Unlike some other cookbooks, Crescent Dragonwagon for one, there are no faulty techniques, if you follow her instructions you get flawless results. And after a couple of tries, you can substitute and experiment. Her recipes do tend to be classic french with plenty of butter and other dairy, so as folks who watch their cholesterol, I have substituted olive oil for the butter and tofu for the eggs in some recipes with no ill effects. I would suggest that if you are a serious cook you would have an extensive herb garden of your own anyway, so that finding ingredients like marjoram, sage, lemon thyme and sorrel do not mean a trip to a specialty grocer.
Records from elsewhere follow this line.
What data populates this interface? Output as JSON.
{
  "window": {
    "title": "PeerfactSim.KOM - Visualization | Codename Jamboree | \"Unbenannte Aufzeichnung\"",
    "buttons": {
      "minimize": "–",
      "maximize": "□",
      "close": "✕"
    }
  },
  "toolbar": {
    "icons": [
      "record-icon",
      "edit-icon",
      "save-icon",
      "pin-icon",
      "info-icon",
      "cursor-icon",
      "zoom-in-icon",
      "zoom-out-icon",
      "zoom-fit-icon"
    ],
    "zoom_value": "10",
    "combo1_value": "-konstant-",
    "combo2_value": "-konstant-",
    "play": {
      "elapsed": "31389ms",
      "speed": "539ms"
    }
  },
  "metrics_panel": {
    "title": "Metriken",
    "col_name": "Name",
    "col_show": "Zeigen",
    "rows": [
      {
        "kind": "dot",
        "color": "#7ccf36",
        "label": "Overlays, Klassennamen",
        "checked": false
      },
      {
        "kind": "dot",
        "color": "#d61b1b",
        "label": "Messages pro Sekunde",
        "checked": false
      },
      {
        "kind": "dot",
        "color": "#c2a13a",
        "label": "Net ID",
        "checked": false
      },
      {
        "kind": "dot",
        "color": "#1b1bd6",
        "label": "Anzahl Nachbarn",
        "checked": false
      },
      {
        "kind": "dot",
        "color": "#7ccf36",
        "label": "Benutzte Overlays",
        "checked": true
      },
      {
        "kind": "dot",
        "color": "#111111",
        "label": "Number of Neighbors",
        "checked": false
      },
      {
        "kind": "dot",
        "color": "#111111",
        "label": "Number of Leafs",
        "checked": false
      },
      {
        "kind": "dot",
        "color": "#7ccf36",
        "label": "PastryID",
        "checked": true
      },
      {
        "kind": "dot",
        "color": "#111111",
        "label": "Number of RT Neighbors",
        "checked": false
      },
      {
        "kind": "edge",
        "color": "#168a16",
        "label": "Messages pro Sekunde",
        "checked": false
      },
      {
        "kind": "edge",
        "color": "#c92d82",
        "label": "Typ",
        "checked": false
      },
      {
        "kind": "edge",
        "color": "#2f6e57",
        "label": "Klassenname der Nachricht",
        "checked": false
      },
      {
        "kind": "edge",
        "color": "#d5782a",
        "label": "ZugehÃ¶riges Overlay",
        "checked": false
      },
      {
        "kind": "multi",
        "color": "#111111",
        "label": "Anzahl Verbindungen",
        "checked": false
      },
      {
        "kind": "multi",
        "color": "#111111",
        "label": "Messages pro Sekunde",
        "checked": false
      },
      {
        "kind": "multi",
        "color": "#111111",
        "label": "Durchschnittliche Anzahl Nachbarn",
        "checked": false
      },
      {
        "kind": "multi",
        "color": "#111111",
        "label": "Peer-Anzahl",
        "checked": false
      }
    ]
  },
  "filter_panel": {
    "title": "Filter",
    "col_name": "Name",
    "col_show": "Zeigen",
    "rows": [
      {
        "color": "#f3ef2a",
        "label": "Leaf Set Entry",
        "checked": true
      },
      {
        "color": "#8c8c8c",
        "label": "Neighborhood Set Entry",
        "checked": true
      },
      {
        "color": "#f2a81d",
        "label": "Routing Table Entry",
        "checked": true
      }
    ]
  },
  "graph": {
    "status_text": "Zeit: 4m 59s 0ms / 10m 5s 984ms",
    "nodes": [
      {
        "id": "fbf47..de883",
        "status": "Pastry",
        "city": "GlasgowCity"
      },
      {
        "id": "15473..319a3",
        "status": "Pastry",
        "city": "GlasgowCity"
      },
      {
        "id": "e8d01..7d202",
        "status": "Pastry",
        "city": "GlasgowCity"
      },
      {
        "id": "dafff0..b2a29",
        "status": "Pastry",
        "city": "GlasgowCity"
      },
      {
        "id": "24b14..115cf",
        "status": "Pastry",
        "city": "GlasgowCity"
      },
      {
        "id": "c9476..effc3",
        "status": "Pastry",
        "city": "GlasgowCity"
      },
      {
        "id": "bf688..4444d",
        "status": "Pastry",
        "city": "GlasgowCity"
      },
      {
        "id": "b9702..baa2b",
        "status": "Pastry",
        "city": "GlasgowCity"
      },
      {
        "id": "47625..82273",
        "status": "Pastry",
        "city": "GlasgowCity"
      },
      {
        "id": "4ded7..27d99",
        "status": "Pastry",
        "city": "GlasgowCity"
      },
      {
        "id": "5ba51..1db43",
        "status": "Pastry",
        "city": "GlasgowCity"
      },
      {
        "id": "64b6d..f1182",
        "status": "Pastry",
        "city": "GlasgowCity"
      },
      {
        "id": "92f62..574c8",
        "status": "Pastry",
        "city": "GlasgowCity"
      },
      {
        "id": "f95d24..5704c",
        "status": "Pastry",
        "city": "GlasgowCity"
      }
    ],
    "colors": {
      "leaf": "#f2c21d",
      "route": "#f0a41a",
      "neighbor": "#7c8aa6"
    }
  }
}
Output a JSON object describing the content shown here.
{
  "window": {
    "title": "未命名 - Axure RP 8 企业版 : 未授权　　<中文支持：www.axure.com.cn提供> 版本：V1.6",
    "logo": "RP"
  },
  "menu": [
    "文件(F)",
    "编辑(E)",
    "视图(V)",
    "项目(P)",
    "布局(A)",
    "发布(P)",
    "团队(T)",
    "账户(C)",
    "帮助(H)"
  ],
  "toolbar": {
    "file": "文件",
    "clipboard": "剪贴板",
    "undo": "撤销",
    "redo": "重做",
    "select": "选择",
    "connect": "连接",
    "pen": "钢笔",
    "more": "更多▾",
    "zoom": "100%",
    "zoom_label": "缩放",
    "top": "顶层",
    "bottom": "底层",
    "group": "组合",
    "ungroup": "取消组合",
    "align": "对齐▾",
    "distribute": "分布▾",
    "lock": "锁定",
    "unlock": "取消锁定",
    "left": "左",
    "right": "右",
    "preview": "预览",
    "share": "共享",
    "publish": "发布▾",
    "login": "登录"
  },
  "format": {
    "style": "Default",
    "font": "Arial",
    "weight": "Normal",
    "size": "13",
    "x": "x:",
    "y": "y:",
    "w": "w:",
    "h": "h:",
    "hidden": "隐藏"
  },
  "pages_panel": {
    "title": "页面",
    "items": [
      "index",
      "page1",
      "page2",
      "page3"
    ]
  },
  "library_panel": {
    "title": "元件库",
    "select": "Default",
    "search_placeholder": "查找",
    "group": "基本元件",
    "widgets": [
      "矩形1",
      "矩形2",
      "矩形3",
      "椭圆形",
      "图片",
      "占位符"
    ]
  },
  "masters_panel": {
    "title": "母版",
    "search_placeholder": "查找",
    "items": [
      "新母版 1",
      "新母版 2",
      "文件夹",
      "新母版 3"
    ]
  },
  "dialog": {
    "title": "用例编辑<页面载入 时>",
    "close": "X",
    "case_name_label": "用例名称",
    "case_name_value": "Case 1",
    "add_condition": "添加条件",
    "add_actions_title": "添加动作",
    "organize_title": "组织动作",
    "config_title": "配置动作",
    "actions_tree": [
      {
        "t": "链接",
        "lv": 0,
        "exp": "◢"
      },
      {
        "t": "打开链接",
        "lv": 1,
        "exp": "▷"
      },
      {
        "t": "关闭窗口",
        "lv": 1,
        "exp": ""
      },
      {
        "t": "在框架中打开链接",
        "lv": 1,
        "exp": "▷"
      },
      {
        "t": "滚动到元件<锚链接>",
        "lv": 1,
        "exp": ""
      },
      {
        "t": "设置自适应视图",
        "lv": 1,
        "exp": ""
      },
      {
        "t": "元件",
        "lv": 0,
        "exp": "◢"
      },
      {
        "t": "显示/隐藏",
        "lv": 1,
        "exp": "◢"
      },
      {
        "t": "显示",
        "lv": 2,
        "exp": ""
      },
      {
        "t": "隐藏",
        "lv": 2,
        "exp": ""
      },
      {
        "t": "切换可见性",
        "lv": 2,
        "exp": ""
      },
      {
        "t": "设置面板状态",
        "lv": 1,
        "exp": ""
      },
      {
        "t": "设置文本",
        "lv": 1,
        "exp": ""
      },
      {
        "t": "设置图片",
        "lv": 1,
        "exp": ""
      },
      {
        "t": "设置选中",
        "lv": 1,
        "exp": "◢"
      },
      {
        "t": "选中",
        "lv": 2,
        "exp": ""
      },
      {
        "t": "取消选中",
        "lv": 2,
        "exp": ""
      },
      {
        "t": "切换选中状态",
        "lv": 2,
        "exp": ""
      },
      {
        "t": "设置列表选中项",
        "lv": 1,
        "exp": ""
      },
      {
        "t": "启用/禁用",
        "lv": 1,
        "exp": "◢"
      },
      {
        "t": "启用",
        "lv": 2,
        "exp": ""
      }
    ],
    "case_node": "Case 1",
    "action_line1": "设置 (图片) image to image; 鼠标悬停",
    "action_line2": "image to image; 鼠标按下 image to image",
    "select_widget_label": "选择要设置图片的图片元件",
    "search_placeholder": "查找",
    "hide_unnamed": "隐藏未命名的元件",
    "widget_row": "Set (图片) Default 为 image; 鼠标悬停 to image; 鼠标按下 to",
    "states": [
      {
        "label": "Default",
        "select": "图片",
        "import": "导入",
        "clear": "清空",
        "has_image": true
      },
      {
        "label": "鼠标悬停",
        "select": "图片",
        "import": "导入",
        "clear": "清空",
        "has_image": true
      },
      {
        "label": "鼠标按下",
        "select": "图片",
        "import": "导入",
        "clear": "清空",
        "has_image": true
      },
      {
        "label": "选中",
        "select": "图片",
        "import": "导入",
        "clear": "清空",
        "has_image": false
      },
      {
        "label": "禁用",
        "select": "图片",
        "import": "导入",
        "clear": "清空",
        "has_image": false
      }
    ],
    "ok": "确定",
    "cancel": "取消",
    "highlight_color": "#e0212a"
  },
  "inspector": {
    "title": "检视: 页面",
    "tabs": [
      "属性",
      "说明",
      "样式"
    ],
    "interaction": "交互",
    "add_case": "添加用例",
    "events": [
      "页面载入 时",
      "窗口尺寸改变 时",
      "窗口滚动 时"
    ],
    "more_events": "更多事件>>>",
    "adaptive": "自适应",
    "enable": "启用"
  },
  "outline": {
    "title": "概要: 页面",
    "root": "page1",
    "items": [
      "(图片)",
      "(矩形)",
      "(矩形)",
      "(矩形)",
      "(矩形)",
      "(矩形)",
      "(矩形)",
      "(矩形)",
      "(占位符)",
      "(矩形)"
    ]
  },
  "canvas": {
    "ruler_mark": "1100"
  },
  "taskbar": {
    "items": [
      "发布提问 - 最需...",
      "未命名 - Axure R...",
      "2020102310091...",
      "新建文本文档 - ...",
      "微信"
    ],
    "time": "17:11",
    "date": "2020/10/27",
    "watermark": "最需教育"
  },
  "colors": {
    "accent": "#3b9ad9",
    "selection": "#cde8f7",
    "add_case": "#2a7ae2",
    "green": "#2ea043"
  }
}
Unlike the Chez Panisse cookbook, this one is suitable for vegetarians to use too, since while it does include recipes for market meats and fish, most veg recipes do not include meat stocks, bacon etc type of flavor enhancers like you find in the Chez Panisse cookbook. As a vegetarian myself, I always hesitate to adapt those wondering whether the results will be bland and missing the oomph when you are rushing to get a meal on the table.